---- Data for processing
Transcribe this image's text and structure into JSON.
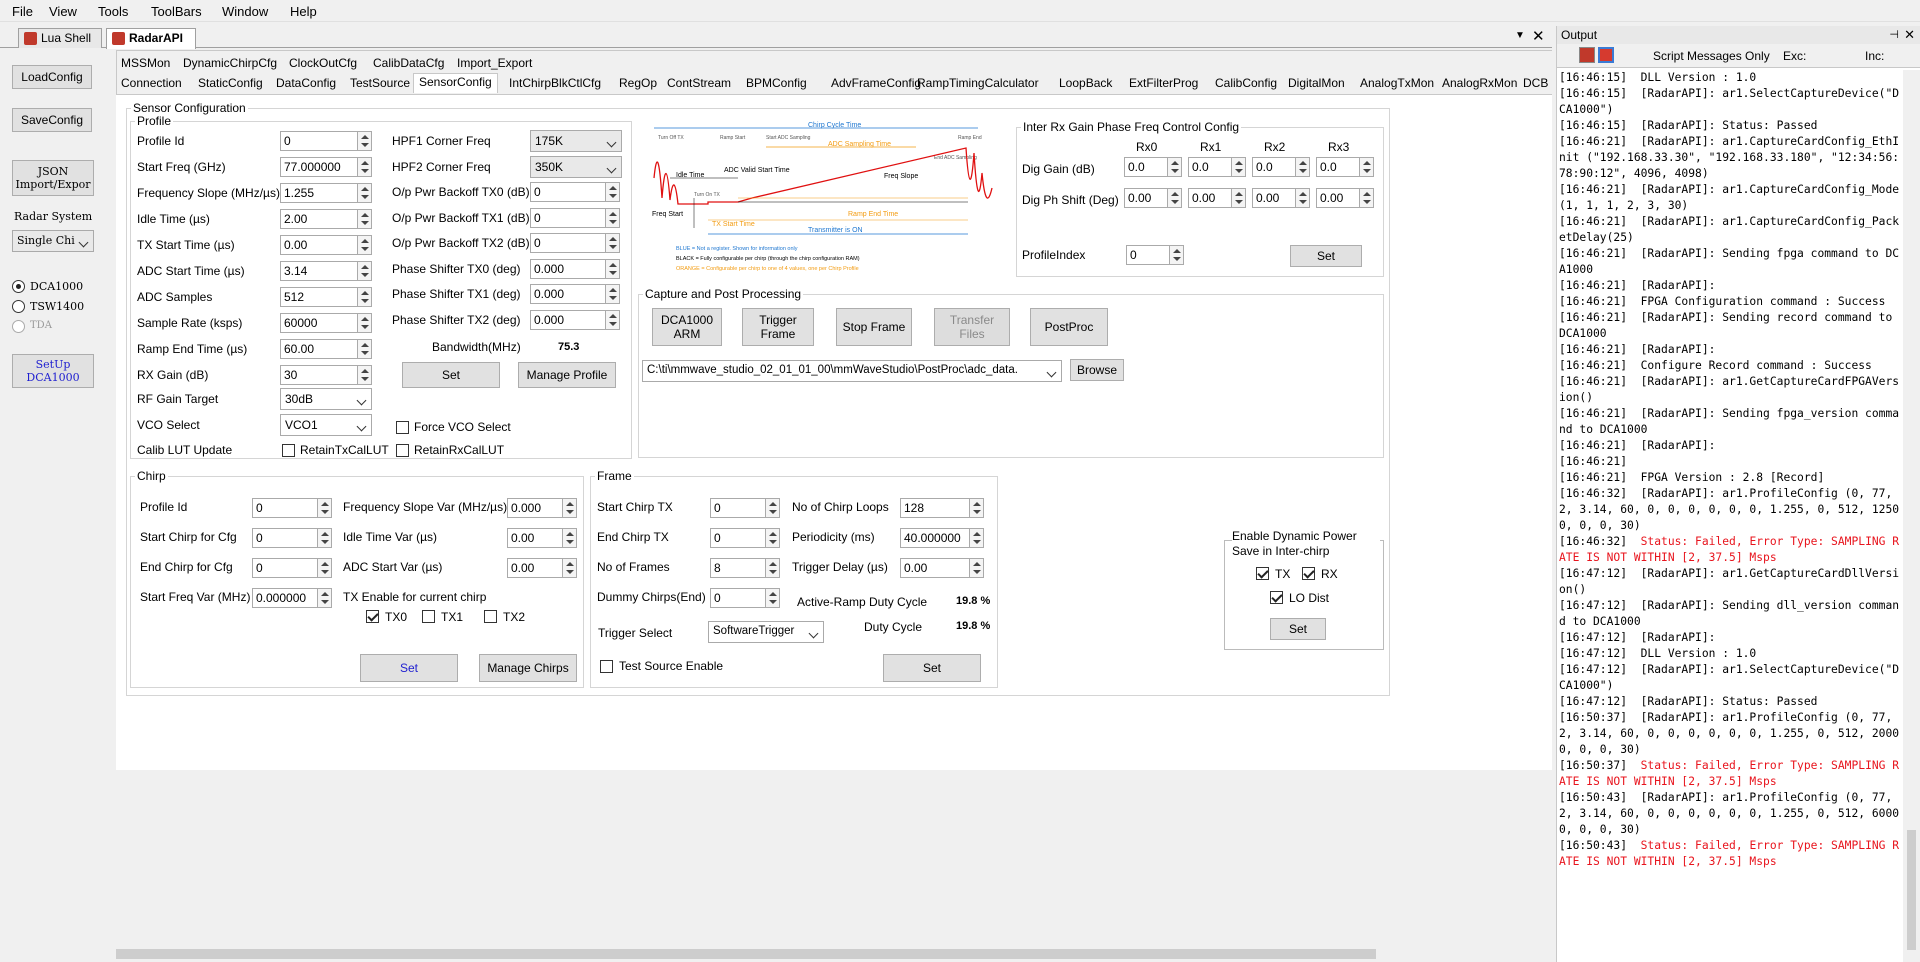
{
  "menu": [
    "File",
    "View",
    "Tools",
    "ToolBars",
    "Window",
    "Help"
  ],
  "doc_tabs": [
    {
      "label": "Lua Shell"
    },
    {
      "label": "RadarAPI"
    }
  ],
  "left": {
    "load_config": "LoadConfig",
    "save_config": "SaveConfig",
    "json": "JSON Import/Expor",
    "radar_system_label": "Radar System",
    "radar_system_value": "Single Chi",
    "radios": [
      "DCA1000",
      "TSW1400",
      "TDA"
    ],
    "setup": "SetUp DCA1000"
  },
  "subtabs_row1": [
    "MSSMon",
    "DynamicChirpCfg",
    "ClockOutCfg",
    "CalibDataCfg",
    "Import_Export"
  ],
  "subtabs_row2": [
    "Connection",
    "StaticConfig",
    "DataConfig",
    "TestSource",
    "SensorConfig",
    "IntChirpBlkCtlCfg",
    "RegOp",
    "ContStream",
    "BPMConfig",
    "AdvFrameConfig",
    "RampTimingCalculator",
    "LoopBack",
    "ExtFilterProg",
    "CalibConfig",
    "DigitalMon",
    "AnalogTxMon",
    "AnalogRxMon",
    "DCB"
  ],
  "sensor": {
    "title": "Sensor Configuration",
    "profile_title": "Profile",
    "profile_fields": [
      {
        "label": "Profile Id",
        "value": "0"
      },
      {
        "label": "Start Freq (GHz)",
        "value": "77.000000"
      },
      {
        "label": "Frequency Slope (MHz/µs)",
        "value": "1.255"
      },
      {
        "label": "Idle Time (µs)",
        "value": "2.00"
      },
      {
        "label": "TX Start Time (µs)",
        "value": "0.00"
      },
      {
        "label": "ADC Start Time (µs)",
        "value": "3.14"
      },
      {
        "label": "ADC Samples",
        "value": "512"
      },
      {
        "label": "Sample Rate (ksps)",
        "value": "60000"
      },
      {
        "label": "Ramp End Time (µs)",
        "value": "60.00"
      },
      {
        "label": "RX Gain (dB)",
        "value": "30"
      }
    ],
    "rf_gain_label": "RF Gain Target",
    "rf_gain_value": "30dB",
    "vco_label": "VCO Select",
    "vco_value": "VCO1",
    "calib_lut_label": "Calib LUT Update",
    "retain_tx": "RetainTxCalLUT",
    "retain_rx": "RetainRxCalLUT",
    "force_vco": "Force VCO Select",
    "right_fields": [
      {
        "label": "HPF1 Corner Freq",
        "value": "175K",
        "type": "select"
      },
      {
        "label": "HPF2 Corner Freq",
        "value": "350K",
        "type": "select"
      },
      {
        "label": "O/p Pwr Backoff TX0 (dB)",
        "value": "0"
      },
      {
        "label": "O/p Pwr Backoff TX1 (dB)",
        "value": "0"
      },
      {
        "label": "O/p Pwr Backoff TX2 (dB)",
        "value": "0"
      },
      {
        "label": "Phase Shifter TX0 (deg)",
        "value": "0.000"
      },
      {
        "label": "Phase Shifter TX1 (deg)",
        "value": "0.000"
      },
      {
        "label": "Phase Shifter TX2 (deg)",
        "value": "0.000"
      }
    ],
    "bandwidth_label": "Bandwidth(MHz)",
    "bandwidth_value": "75.3",
    "set": "Set",
    "manage_profile": "Manage Profile"
  },
  "diagram": {
    "chirp_cycle": "Chirp Cycle Time",
    "turn_off_tx": "Turn Off TX",
    "ramp_start": "Ramp Start",
    "start_adc": "Start ADC Sampling",
    "adc_sampling": "ADC Sampling Time",
    "end_adc": "End ADC Sampling",
    "ramp_end": "Ramp End",
    "idle": "Idle Time",
    "adc_valid": "ADC Valid Start Time",
    "freq_slope": "Freq Slope",
    "turn_on_tx": "Turn On TX",
    "freq_start": "Freq Start",
    "tx_start": "TX Start Time",
    "ramp_end_time": "Ramp End Time",
    "tx_on": "Transmitter is ON",
    "legend_blue": "BLUE = Not a register. Shown for information only",
    "legend_black": "BLACK = Fully configurable per chirp (through the chirp configuration RAM)",
    "legend_orange": "ORANGE = Configurable per chirp to one of 4 values, one per Chirp Profile"
  },
  "interrx": {
    "title": "Inter Rx Gain Phase Freq Control Config",
    "cols": [
      "Rx0",
      "Rx1",
      "Rx2",
      "Rx3"
    ],
    "dig_gain_label": "Dig Gain (dB)",
    "dig_gain": [
      "0.0",
      "0.0",
      "0.0",
      "0.0"
    ],
    "dig_ph_label": "Dig Ph Shift (Deg)",
    "dig_ph": [
      "0.00",
      "0.00",
      "0.00",
      "0.00"
    ],
    "profile_index_label": "ProfileIndex",
    "profile_index": "0",
    "set": "Set"
  },
  "capture": {
    "title": "Capture and Post Processing",
    "buttons": [
      "DCA1000 ARM",
      "Trigger Frame",
      "Stop Frame",
      "Transfer Files",
      "PostProc"
    ],
    "path": "C:\\ti\\mmwave_studio_02_01_01_00\\mmWaveStudio\\PostProc\\adc_data.",
    "browse": "Browse"
  },
  "chirp": {
    "title": "Chirp",
    "left": [
      {
        "label": "Profile Id",
        "value": "0"
      },
      {
        "label": "Start Chirp for Cfg",
        "value": "0"
      },
      {
        "label": "End Chirp for Cfg",
        "value": "0"
      },
      {
        "label": "Start Freq Var (MHz)",
        "value": "0.000000"
      }
    ],
    "right": [
      {
        "label": "Frequency Slope Var (MHz/µs)",
        "value": "0.000"
      },
      {
        "label": "Idle Time Var (µs)",
        "value": "0.00"
      },
      {
        "label": "ADC Start Var (µs)",
        "value": "0.00"
      }
    ],
    "tx_enable_label": "TX Enable for current chirp",
    "tx": [
      "TX0",
      "TX1",
      "TX2"
    ],
    "set": "Set",
    "manage": "Manage Chirps"
  },
  "frame": {
    "title": "Frame",
    "left": [
      {
        "label": "Start Chirp TX",
        "value": "0"
      },
      {
        "label": "End Chirp TX",
        "value": "0"
      },
      {
        "label": "No of Frames",
        "value": "8"
      },
      {
        "label": "Dummy Chirps(End)",
        "value": "0"
      }
    ],
    "right": [
      {
        "label": "No of Chirp Loops",
        "value": "128"
      },
      {
        "label": "Periodicity (ms)",
        "value": "40.000000"
      },
      {
        "label": "Trigger Delay (µs)",
        "value": "0.00"
      }
    ],
    "active_ramp_label": "Active-Ramp Duty Cycle",
    "active_ramp_value": "19.8 %",
    "duty_label": "Duty Cycle",
    "duty_value": "19.8 %",
    "trigger_label": "Trigger Select",
    "trigger_value": "SoftwareTrigger",
    "test_source": "Test Source Enable",
    "set": "Set"
  },
  "power": {
    "title": "Enable Dynamic Power Save in Inter-chirp",
    "tx": "TX",
    "rx": "RX",
    "lo": "LO Dist",
    "set": "Set"
  },
  "output": {
    "title": "Output",
    "filter": "Script Messages Only",
    "exc": "Exc:",
    "inc": "Inc:",
    "lines": [
      {
        "t": "[16:46:15]  DLL Version : 1.0",
        "err": false
      },
      {
        "t": "[16:46:15]  [RadarAPI]: ar1.SelectCaptureDevice(\"DCA1000\")",
        "err": false
      },
      {
        "t": "[16:46:15]  [RadarAPI]: Status: Passed",
        "err": false
      },
      {
        "t": "[16:46:21]  [RadarAPI]: ar1.CaptureCardConfig_EthInit (\"192.168.33.30\", \"192.168.33.180\", \"12:34:56:78:90:12\", 4096, 4098)",
        "err": false
      },
      {
        "t": "[16:46:21]  [RadarAPI]: ar1.CaptureCardConfig_Mode(1, 1, 1, 2, 3, 30)",
        "err": false
      },
      {
        "t": "[16:46:21]  [RadarAPI]: ar1.CaptureCardConfig_PacketDelay(25)",
        "err": false
      },
      {
        "t": "[16:46:21]  [RadarAPI]: Sending fpga command to DCA1000",
        "err": false
      },
      {
        "t": "[16:46:21]  [RadarAPI]:",
        "err": false
      },
      {
        "t": "[16:46:21]  FPGA Configuration command : Success",
        "err": false
      },
      {
        "t": "[16:46:21]  [RadarAPI]: Sending record command to DCA1000",
        "err": false
      },
      {
        "t": "[16:46:21]  [RadarAPI]:",
        "err": false
      },
      {
        "t": "[16:46:21]  Configure Record command : Success",
        "err": false
      },
      {
        "t": "[16:46:21]  [RadarAPI]: ar1.GetCaptureCardFPGAVersion()",
        "err": false
      },
      {
        "t": "[16:46:21]  [RadarAPI]: Sending fpga_version command to DCA1000",
        "err": false
      },
      {
        "t": "[16:46:21]  [RadarAPI]:",
        "err": false
      },
      {
        "t": "[16:46:21]",
        "err": false
      },
      {
        "t": "[16:46:21]  FPGA Version : 2.8 [Record]",
        "err": false
      },
      {
        "t": "[16:46:32]  [RadarAPI]: ar1.ProfileConfig (0, 77, 2, 3.14, 60, 0, 0, 0, 0, 0, 0, 1.255, 0, 512, 12500, 0, 0, 30)",
        "err": false
      },
      {
        "t": "[16:46:32]  Status: Failed, Error Type: SAMPLING RATE IS NOT WITHIN [2, 37.5] Msps",
        "err": true
      },
      {
        "t": "[16:47:12]  [RadarAPI]: ar1.GetCaptureCardDllVersion()",
        "err": false
      },
      {
        "t": "[16:47:12]  [RadarAPI]: Sending dll_version command to DCA1000",
        "err": false
      },
      {
        "t": "[16:47:12]  [RadarAPI]:",
        "err": false
      },
      {
        "t": "[16:47:12]  DLL Version : 1.0",
        "err": false
      },
      {
        "t": "[16:47:12]  [RadarAPI]: ar1.SelectCaptureDevice(\"DCA1000\")",
        "err": false
      },
      {
        "t": "[16:47:12]  [RadarAPI]: Status: Passed",
        "err": false
      },
      {
        "t": "[16:50:37]  [RadarAPI]: ar1.ProfileConfig (0, 77, 2, 3.14, 60, 0, 0, 0, 0, 0, 0, 1.255, 0, 512, 20000, 0, 0, 30)",
        "err": false
      },
      {
        "t": "[16:50:37]  Status: Failed, Error Type: SAMPLING RATE IS NOT WITHIN [2, 37.5] Msps",
        "err": true
      },
      {
        "t": "[16:50:43]  [RadarAPI]: ar1.ProfileConfig (0, 77, 2, 3.14, 60, 0, 0, 0, 0, 0, 0, 1.255, 0, 512, 60000, 0, 0, 30)",
        "err": false
      },
      {
        "t": "[16:50:43]  Status: Failed, Error Type: SAMPLING RATE IS NOT WITHIN [2, 37.5] Msps",
        "err": true
      }
    ]
  },
  "colors": {
    "error": "#e8141d",
    "accent_blue": "#2020d0",
    "diagram_blue": "#1f77d0",
    "diagram_orange": "#f39c12",
    "diagram_red": "#e01010"
  }
}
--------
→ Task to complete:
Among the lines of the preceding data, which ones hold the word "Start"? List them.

→ The completed task:
        "label": "Start Freq (GHz)",
        "label": "TX Start Time (µs)",
        "label": "ADC Start Time (µs)",
    "ramp_start": "Ramp Start",
    "start_adc": "Start ADC Sampling",
    "adc_valid": "ADC Valid Start Time",
    "freq_start": "Freq Start",
    "tx_start": "TX Start Time",
        "label": "Start Chirp for Cfg",
        "label": "Start Freq Var (MHz)",
        "label": "ADC Start Var (µs)",
        "label": "Start Chirp TX",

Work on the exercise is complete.